WINNIPEG - The Canadian Real Estate Association says, with home builder permits on the rise, Winnipeg is now one of the hottest real estate markets in the country - but a new study by Equipfax suggests that many new buyers may have lied to get their mortgage approved. While there were few real estate sellers near the end of 2020, CREA data is now showing home sales are catching up, with new listings overtaking the number of sales seen in February.
Canada’s Sales to New Listings Ratio is still high nationally, but dropped sharply to 84% in February, down by 7.2 points from the previous month. But Winnipeg’s “seller’s” real estate market has shown the second-fastest growth in Canada, with a ratio of 90 per cent, up 5.4 points from from the month before.
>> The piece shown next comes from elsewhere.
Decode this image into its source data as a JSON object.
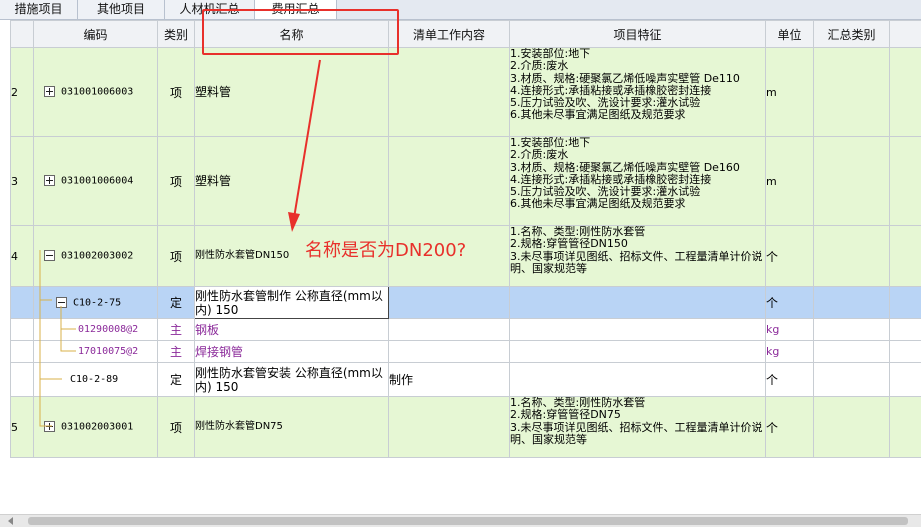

The SNLR is one way the real estate industry analyzes its success. A low ratio means more the supply of available homes to buy is higher. A high ratio - which shows less homes are available for sale - suggests that demand is high. If the SNLR is higher than 60%, it’s a seller’s market, and prices go up. If the ratio is under 40%, it’s a buyer’s market, and prices go down. Anything in between will have prices balanced for win-win real-estate transactions.
Meanwhile, a new report from Equifax suggests that credit fraud is rampant in the country, with 1 in 10 Canadians saying they either approve of lying to get approved for a mortgage, or have actually admitted to lying or otherwise committing fraud to get credit.
Equifax has constantly been finding evidence that Canadians think mortgage fraud is OK, with their latest survey showing that 16 per cent of Millennials approve of the practice of exaggerating their income on a credit application, seven points higher than the rate for the general population. The agency also discovered that 11 per cent of Canadians think mortgage fraud is a victimless crime.